Witchcraft and Colonial Rule in Kenya, 1900-1955. Cambridge University Press, 2011.

“This is one of the finest historical ethnographies of witchcraft and statecraft that I have read. Luongo simultaneously gives account of Kamba witchcraft and of the British colonial juridical system through which it was policed – two cosmologies that not only came into conflict but that also profoundly shaped one another over time. The rich detail of the work – a reading of the archives at once anthropological and historical – makes for captivating reading and, in light of the continuing, sometimes explosive, juxtaposition of witchcraft and formal legal systems in post-colonial East Africa and beyond, a work of significant contemporary relevance.” – Harry G. West, SOAS, University of London, author of Kupilikula and Ethnographic Sorcery

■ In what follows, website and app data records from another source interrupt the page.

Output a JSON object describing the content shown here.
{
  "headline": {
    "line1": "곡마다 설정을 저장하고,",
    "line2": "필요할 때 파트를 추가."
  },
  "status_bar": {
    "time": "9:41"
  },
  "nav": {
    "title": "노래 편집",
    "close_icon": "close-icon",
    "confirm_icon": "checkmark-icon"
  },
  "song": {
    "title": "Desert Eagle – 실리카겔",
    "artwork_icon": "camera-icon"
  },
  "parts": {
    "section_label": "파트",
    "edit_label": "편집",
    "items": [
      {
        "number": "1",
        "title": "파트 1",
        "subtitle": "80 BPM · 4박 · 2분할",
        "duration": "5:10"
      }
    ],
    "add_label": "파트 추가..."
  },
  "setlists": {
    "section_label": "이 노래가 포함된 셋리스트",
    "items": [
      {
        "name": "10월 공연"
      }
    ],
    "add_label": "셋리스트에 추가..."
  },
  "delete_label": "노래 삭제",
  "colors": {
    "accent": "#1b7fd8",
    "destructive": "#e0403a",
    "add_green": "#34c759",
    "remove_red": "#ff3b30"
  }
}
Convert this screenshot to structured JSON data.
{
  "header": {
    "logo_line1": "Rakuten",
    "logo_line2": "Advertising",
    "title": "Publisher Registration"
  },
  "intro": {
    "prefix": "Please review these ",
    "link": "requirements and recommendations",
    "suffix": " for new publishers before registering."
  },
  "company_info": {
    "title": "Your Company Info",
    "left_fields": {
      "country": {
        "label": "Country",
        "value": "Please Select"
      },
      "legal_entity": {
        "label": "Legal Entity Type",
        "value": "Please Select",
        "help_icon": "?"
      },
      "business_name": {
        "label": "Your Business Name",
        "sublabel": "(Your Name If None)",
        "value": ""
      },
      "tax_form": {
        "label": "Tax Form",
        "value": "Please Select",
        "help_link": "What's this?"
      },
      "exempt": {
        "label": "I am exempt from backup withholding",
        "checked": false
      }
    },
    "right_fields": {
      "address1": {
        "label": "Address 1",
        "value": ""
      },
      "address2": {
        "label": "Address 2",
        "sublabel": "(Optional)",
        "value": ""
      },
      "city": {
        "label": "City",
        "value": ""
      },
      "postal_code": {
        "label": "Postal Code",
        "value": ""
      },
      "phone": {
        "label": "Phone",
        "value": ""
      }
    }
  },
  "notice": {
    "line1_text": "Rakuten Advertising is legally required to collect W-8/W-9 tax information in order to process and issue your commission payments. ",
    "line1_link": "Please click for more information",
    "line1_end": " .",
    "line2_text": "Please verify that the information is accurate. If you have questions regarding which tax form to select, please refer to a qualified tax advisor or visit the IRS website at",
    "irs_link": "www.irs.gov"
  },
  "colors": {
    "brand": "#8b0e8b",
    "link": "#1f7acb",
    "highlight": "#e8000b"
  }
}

“Where witchcraft is very often taken to be a peculiar aspect of Africans’ mentality, Luongo’s fine book shows how the occult was translated, disciplined, and organized by British and Kenyan brokers. The regulation of witchcraft was one of the tensions of empire, an occupation in which Kenyan practitioners played a role alongside British authorities. Luongo’s book allows us to see how witches haunted colonial power, giving us new insights into the uncertainties of governance.” – Derek Peterson, University of Michigan, author of Creative Writing: Translation, Bookkeeping, and the Work of Imagination in Kenya

“Luongo’s vivid style of anthropological history brings out the full complexity of colonial officials’ positioning toward the witchcraft conundrum. But the interest of this groundbreaking study is much broader. Luongo’s imaginative analysis of rich legal data and people’s memories shows witchcraft to be an ongoing, basic challenge to state formation as such, up to the present day.” – Peter Geschiere, University of Amsterdam, author of The Modernity of Witchcraft: Politics of the Occult in Postcolonial Africa